[TO DO] Where a picture occurs in the data, omit it, and copy all remaining data exactly.

[DATA TO PROCESS]
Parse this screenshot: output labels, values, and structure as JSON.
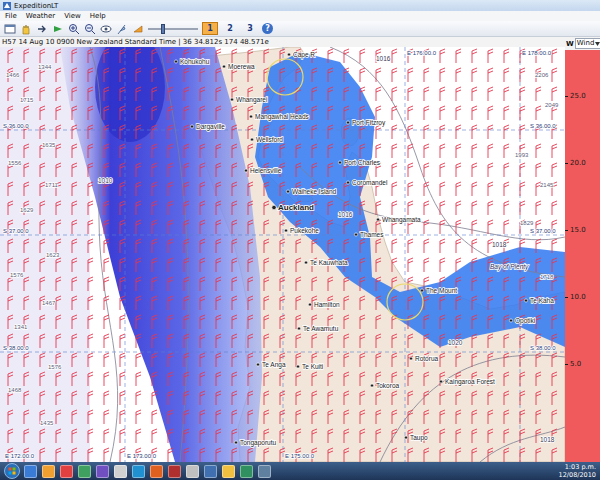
{
  "window": {
    "title": "ExpeditionLT"
  },
  "menu": [
    "File",
    "Weather",
    "View",
    "Help"
  ],
  "toolbar": {
    "pages": [
      {
        "label": "1",
        "selected": true
      },
      {
        "label": "2",
        "selected": false
      },
      {
        "label": "3",
        "selected": false
      }
    ],
    "help": "?",
    "slider": {
      "level": 0.3
    }
  },
  "status_bar": "H57 14 Aug 10 0900 New Zealand Standard Time | 36 34.812s 174 48.571e",
  "layer_panel": {
    "label": "W",
    "dropdown": "Wind",
    "scale": [
      "25.0",
      "20.0",
      "15.0",
      "10.0",
      "5.0"
    ]
  },
  "map": {
    "places": [
      {
        "name": "Cape R",
        "kind": "town"
      },
      {
        "name": "Kohukohu",
        "kind": "town"
      },
      {
        "name": "Moerewa",
        "kind": "town"
      },
      {
        "name": "Whangarei",
        "kind": "town"
      },
      {
        "name": "Dargaville",
        "kind": "town"
      },
      {
        "name": "Mangawhai Heads",
        "kind": "town"
      },
      {
        "name": "Port Fitzroy",
        "kind": "town"
      },
      {
        "name": "Wellsford",
        "kind": "town"
      },
      {
        "name": "Helensville",
        "kind": "town"
      },
      {
        "name": "Port Charles",
        "kind": "town"
      },
      {
        "name": "Waiheke Island",
        "kind": "town"
      },
      {
        "name": "Coromandel",
        "kind": "town"
      },
      {
        "name": "Auckland",
        "kind": "city"
      },
      {
        "name": "Thames",
        "kind": "town"
      },
      {
        "name": "Whangamata",
        "kind": "town"
      },
      {
        "name": "Pukekohe",
        "kind": "town"
      },
      {
        "name": "Te Kauwhata",
        "kind": "town"
      },
      {
        "name": "Hamilton",
        "kind": "town"
      },
      {
        "name": "Te Awamutu",
        "kind": "town"
      },
      {
        "name": "Te Kuiti",
        "kind": "town"
      },
      {
        "name": "Te Anga",
        "kind": "town"
      },
      {
        "name": "Tongaporutu",
        "kind": "town"
      },
      {
        "name": "The Mount",
        "kind": "town"
      },
      {
        "name": "Bay of Plenty",
        "kind": "region"
      },
      {
        "name": "Te Kaha",
        "kind": "town"
      },
      {
        "name": "Opotiki",
        "kind": "town"
      },
      {
        "name": "Rotorua",
        "kind": "town"
      },
      {
        "name": "Tokoroa",
        "kind": "town"
      },
      {
        "name": "Kaingaroa Forest",
        "kind": "town"
      },
      {
        "name": "Taupo",
        "kind": "town"
      }
    ],
    "isobar_labels": [
      "1016",
      "1016",
      "1018",
      "1020",
      "1010",
      "1018"
    ],
    "depths": [
      "1466",
      "1344",
      "1715",
      "1635",
      "1556",
      "1711",
      "1629",
      "1623",
      "1576",
      "1467",
      "1341",
      "1576",
      "1468",
      "1435",
      "2206",
      "2049",
      "1993",
      "2145",
      "1829",
      "1718"
    ],
    "grid_labels": {
      "lat_left": [
        "S 36.00.0",
        "S 37.00.0",
        "S 38.00.0"
      ],
      "lat_right": [
        "S 36.00.0",
        "S 37.00.0",
        "S 38.00.0"
      ],
      "lon_top": [
        "E 176.00.0",
        "E 178.00.0"
      ],
      "lon_bottom": [
        "E 172.00.0",
        "E 173.00.0",
        "E 175.00.0"
      ]
    },
    "wind_barbs": {
      "feathers": 2
    }
  },
  "taskbar": {
    "time": "1:03 p.m.",
    "date": "12/08/2010"
  }
}
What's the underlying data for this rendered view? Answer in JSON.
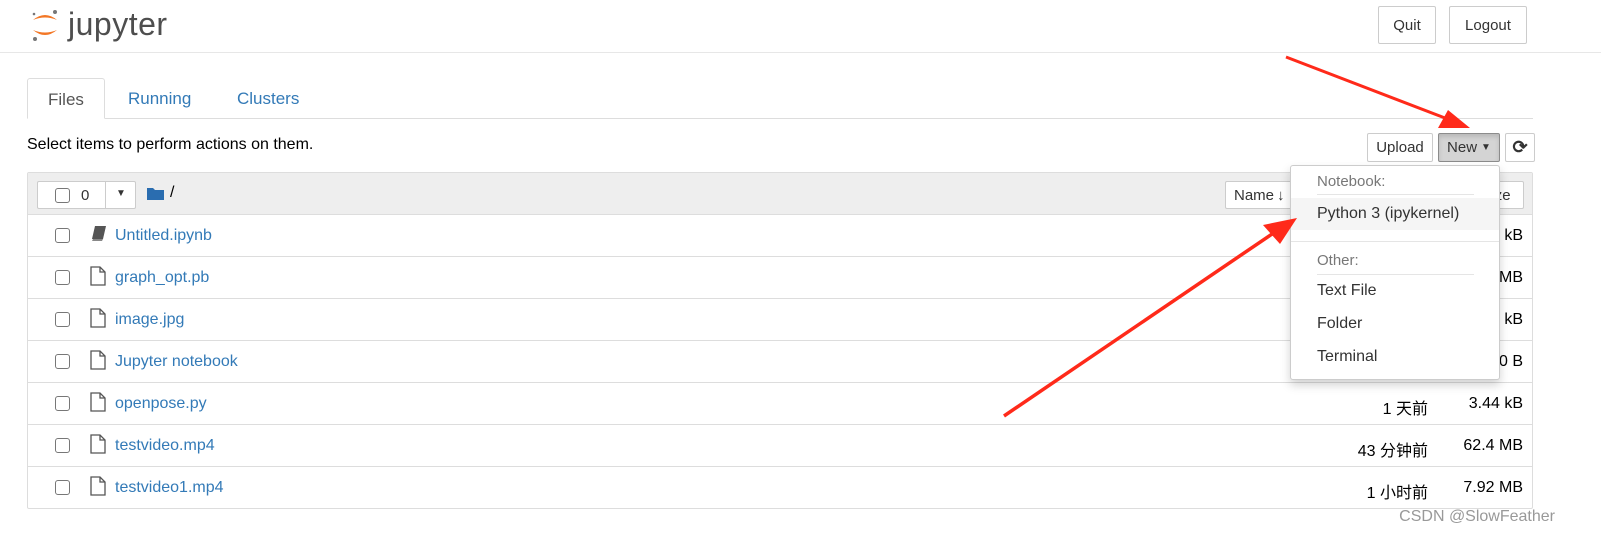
{
  "header": {
    "logo_text": "jupyter",
    "quit": "Quit",
    "logout": "Logout"
  },
  "tabs": [
    {
      "label": "Files",
      "active": true
    },
    {
      "label": "Running"
    },
    {
      "label": "Clusters"
    }
  ],
  "toolbar": {
    "hint": "Select items to perform actions on them.",
    "upload": "Upload",
    "new": "New",
    "refresh_icon": "refresh-icon"
  },
  "list_header": {
    "selected_count": "0",
    "path": "/",
    "sort_name": "Name",
    "size_label": "Size"
  },
  "files": [
    {
      "name": "Untitled.ipynb",
      "type": "notebook",
      "modified": "",
      "size": "kB"
    },
    {
      "name": "graph_opt.pb",
      "type": "file",
      "modified": "",
      "size": "MB"
    },
    {
      "name": "image.jpg",
      "type": "file",
      "modified": "",
      "size": "kB"
    },
    {
      "name": "Jupyter notebook",
      "type": "file",
      "modified": "",
      "size": "0 B"
    },
    {
      "name": "openpose.py",
      "type": "file",
      "modified": "1 天前",
      "size": "3.44 kB"
    },
    {
      "name": "testvideo.mp4",
      "type": "file",
      "modified": "43 分钟前",
      "size": "62.4 MB"
    },
    {
      "name": "testvideo1.mp4",
      "type": "file",
      "modified": "1 小时前",
      "size": "7.92 MB"
    }
  ],
  "new_menu": {
    "notebook_header": "Notebook:",
    "python": "Python 3 (ipykernel)",
    "other_header": "Other:",
    "text_file": "Text File",
    "folder": "Folder",
    "terminal": "Terminal"
  },
  "colors": {
    "link": "#337ab7",
    "logo_orange": "#f37726",
    "annotation_arrow": "#ff2a1a"
  },
  "watermark": "CSDN @SlowFeather"
}
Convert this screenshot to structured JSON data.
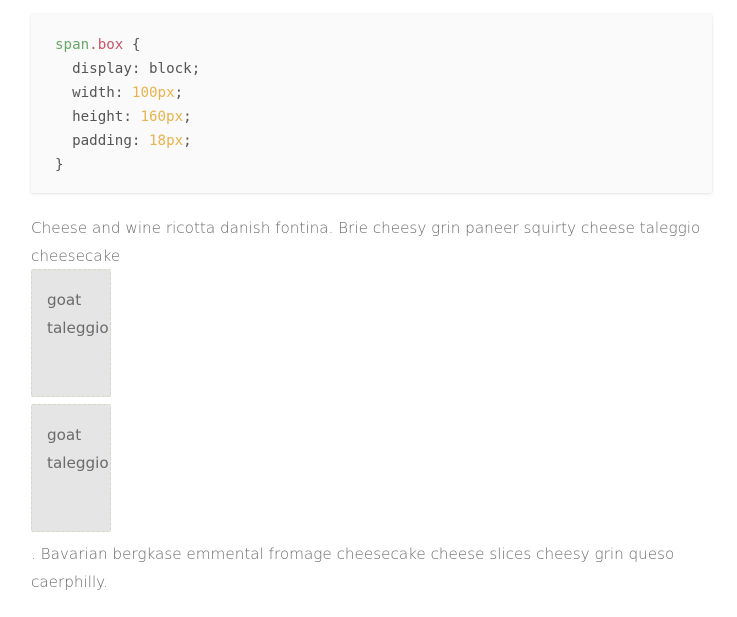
{
  "code_block": {
    "line1": {
      "selector": "span",
      "class_part": ".box",
      "brace_open": " {"
    },
    "line2": {
      "property": "display",
      "value": "block"
    },
    "line3": {
      "property": "width",
      "value": "100px"
    },
    "line4": {
      "property": "height",
      "value": "160px"
    },
    "line5": {
      "property": "padding",
      "value": "18px"
    },
    "line6": {
      "brace_close": "}"
    }
  },
  "paragraph_before": "Cheese and wine ricotta danish fontina. Brie cheesy grin paneer squirty cheese taleggio cheesecake",
  "boxes": [
    {
      "word1": "goat",
      "word2": "taleggio"
    },
    {
      "word1": "goat",
      "word2": "taleggio"
    }
  ],
  "paragraph_after": ". Bavarian bergkase emmental fromage cheesecake cheese slices cheesy grin queso caerphilly.",
  "colors": {
    "selector": "#6aa86a",
    "class": "#c75469",
    "value": "#e8b34c",
    "box_background": "#e5e5e5"
  }
}
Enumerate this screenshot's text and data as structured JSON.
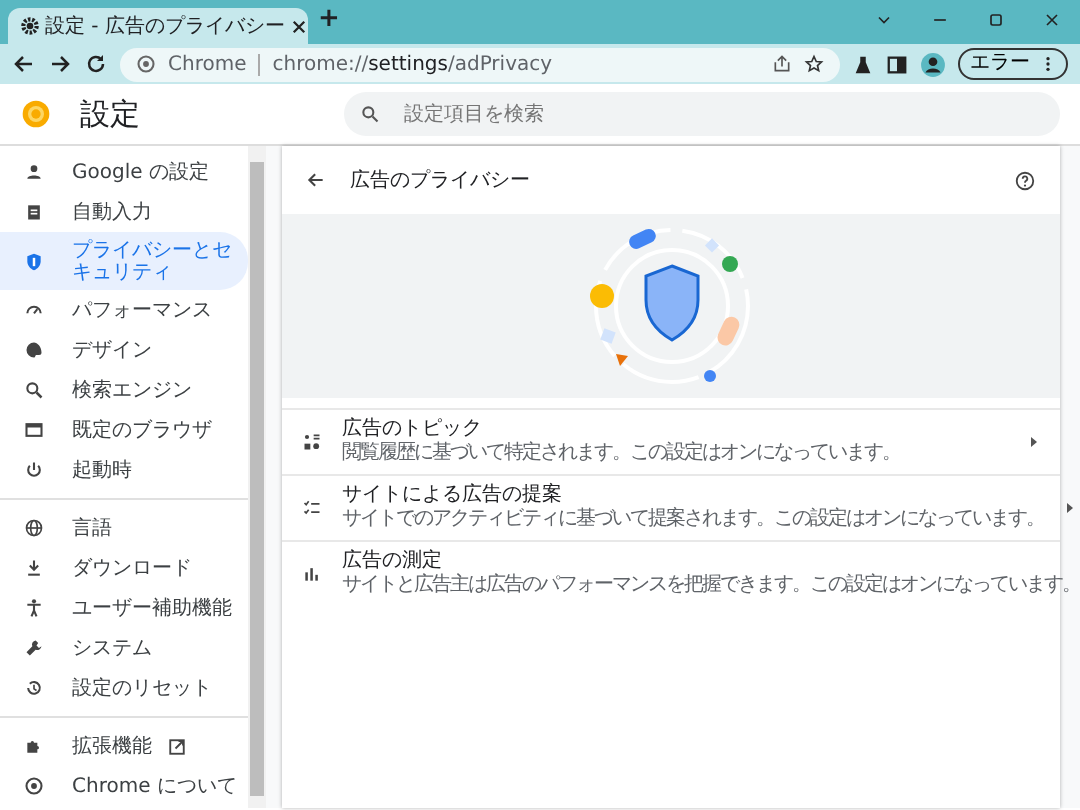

[YOUR SOLUTION]
Parse this screenshot: output labels, values, and structure as JSON.
{
  "window": {
    "title": "ExpeditionLT"
  },
  "menu": [
    "File",
    "Weather",
    "View",
    "Help"
  ],
  "toolbar": {
    "pages": [
      {
        "label": "1",
        "selected": true
      },
      {
        "label": "2",
        "selected": false
      },
      {
        "label": "3",
        "selected": false
      }
    ],
    "help": "?",
    "slider": {
      "level": 0.3
    }
  },
  "status_bar": "H57 14 Aug 10 0900 New Zealand Standard Time | 36 34.812s 174 48.571e",
  "layer_panel": {
    "label": "W",
    "dropdown": "Wind",
    "scale": [
      "25.0",
      "20.0",
      "15.0",
      "10.0",
      "5.0"
    ]
  },
  "map": {
    "places": [
      {
        "name": "Cape R",
        "kind": "town"
      },
      {
        "name": "Kohukohu",
        "kind": "town"
      },
      {
        "name": "Moerewa",
        "kind": "town"
      },
      {
        "name": "Whangarei",
        "kind": "town"
      },
      {
        "name": "Dargaville",
        "kind": "town"
      },
      {
        "name": "Mangawhai Heads",
        "kind": "town"
      },
      {
        "name": "Port Fitzroy",
        "kind": "town"
      },
      {
        "name": "Wellsford",
        "kind": "town"
      },
      {
        "name": "Helensville",
        "kind": "town"
      },
      {
        "name": "Port Charles",
        "kind": "town"
      },
      {
        "name": "Waiheke Island",
        "kind": "town"
      },
      {
        "name": "Coromandel",
        "kind": "town"
      },
      {
        "name": "Auckland",
        "kind": "city"
      },
      {
        "name": "Thames",
        "kind": "town"
      },
      {
        "name": "Whangamata",
        "kind": "town"
      },
      {
        "name": "Pukekohe",
        "kind": "town"
      },
      {
        "name": "Te Kauwhata",
        "kind": "town"
      },
      {
        "name": "Hamilton",
        "kind": "town"
      },
      {
        "name": "Te Awamutu",
        "kind": "town"
      },
      {
        "name": "Te Kuiti",
        "kind": "town"
      },
      {
        "name": "Te Anga",
        "kind": "town"
      },
      {
        "name": "Tongaporutu",
        "kind": "town"
      },
      {
        "name": "The Mount",
        "kind": "town"
      },
      {
        "name": "Bay of Plenty",
        "kind": "region"
      },
      {
        "name": "Te Kaha",
        "kind": "town"
      },
      {
        "name": "Opotiki",
        "kind": "town"
      },
      {
        "name": "Rotorua",
        "kind": "town"
      },
      {
        "name": "Tokoroa",
        "kind": "town"
      },
      {
        "name": "Kaingaroa Forest",
        "kind": "town"
      },
      {
        "name": "Taupo",
        "kind": "town"
      }
    ],
    "isobar_labels": [
      "1016",
      "1016",
      "1018",
      "1020",
      "1010",
      "1018"
    ],
    "depths": [
      "1466",
      "1344",
      "1715",
      "1635",
      "1556",
      "1711",
      "1629",
      "1623",
      "1576",
      "1467",
      "1341",
      "1576",
      "1468",
      "1435",
      "2206",
      "2049",
      "1993",
      "2145",
      "1829",
      "1718"
    ],
    "grid_labels": {
      "lat_left": [
        "S 36.00.0",
        "S 37.00.0",
        "S 38.00.0"
      ],
      "lat_right": [
        "S 36.00.0",
        "S 37.00.0",
        "S 38.00.0"
      ],
      "lon_top": [
        "E 176.00.0",
        "E 178.00.0"
      ],
      "lon_bottom": [
        "E 172.00.0",
        "E 173.00.0",
        "E 175.00.0"
      ]
    },
    "wind_barbs": {
      "feathers": 2
    }
  },
  "taskbar": {
    "time": "1:03 p.m.",
    "date": "12/08/2010"
  }
}
What's the underlying data for this rendered view? Answer in JSON.
{
  "header": {
    "logo_text": "jupyter",
    "quit": "Quit",
    "logout": "Logout"
  },
  "tabs": [
    {
      "label": "Files",
      "active": true
    },
    {
      "label": "Running"
    },
    {
      "label": "Clusters"
    }
  ],
  "toolbar": {
    "hint": "Select items to perform actions on them.",
    "upload": "Upload",
    "new": "New",
    "refresh_icon": "refresh-icon"
  },
  "list_header": {
    "selected_count": "0",
    "path": "/",
    "sort_name": "Name",
    "size_label": "Size"
  },
  "files": [
    {
      "name": "Untitled.ipynb",
      "type": "notebook",
      "modified": "",
      "size": "kB"
    },
    {
      "name": "graph_opt.pb",
      "type": "file",
      "modified": "",
      "size": "MB"
    },
    {
      "name": "image.jpg",
      "type": "file",
      "modified": "",
      "size": "kB"
    },
    {
      "name": "Jupyter notebook",
      "type": "file",
      "modified": "",
      "size": "0 B"
    },
    {
      "name": "openpose.py",
      "type": "file",
      "modified": "1 天前",
      "size": "3.44 kB"
    },
    {
      "name": "testvideo.mp4",
      "type": "file",
      "modified": "43 分钟前",
      "size": "62.4 MB"
    },
    {
      "name": "testvideo1.mp4",
      "type": "file",
      "modified": "1 小时前",
      "size": "7.92 MB"
    }
  ],
  "new_menu": {
    "notebook_header": "Notebook:",
    "python": "Python 3 (ipykernel)",
    "other_header": "Other:",
    "text_file": "Text File",
    "folder": "Folder",
    "terminal": "Terminal"
  },
  "colors": {
    "link": "#337ab7",
    "logo_orange": "#f37726",
    "annotation_arrow": "#ff2a1a"
  },
  "watermark": "CSDN @SlowFeather"
}
Convert this screenshot to structured JSON data.
{
  "code_block": {
    "line1": {
      "selector": "span",
      "class_part": ".box",
      "brace_open": " {"
    },
    "line2": {
      "property": "display",
      "value": "block"
    },
    "line3": {
      "property": "width",
      "value": "100px"
    },
    "line4": {
      "property": "height",
      "value": "160px"
    },
    "line5": {
      "property": "padding",
      "value": "18px"
    },
    "line6": {
      "brace_close": "}"
    }
  },
  "paragraph_before": "Cheese and wine ricotta danish fontina. Brie cheesy grin paneer squirty cheese taleggio cheesecake",
  "boxes": [
    {
      "word1": "goat",
      "word2": "taleggio"
    },
    {
      "word1": "goat",
      "word2": "taleggio"
    }
  ],
  "paragraph_after": ". Bavarian bergkase emmental fromage cheesecake cheese slices cheesy grin queso caerphilly.",
  "colors": {
    "selector": "#6aa86a",
    "class": "#c75469",
    "value": "#e8b34c",
    "box_background": "#e5e5e5"
  }
}
Enumerate this screenshot's text and data as structured JSON.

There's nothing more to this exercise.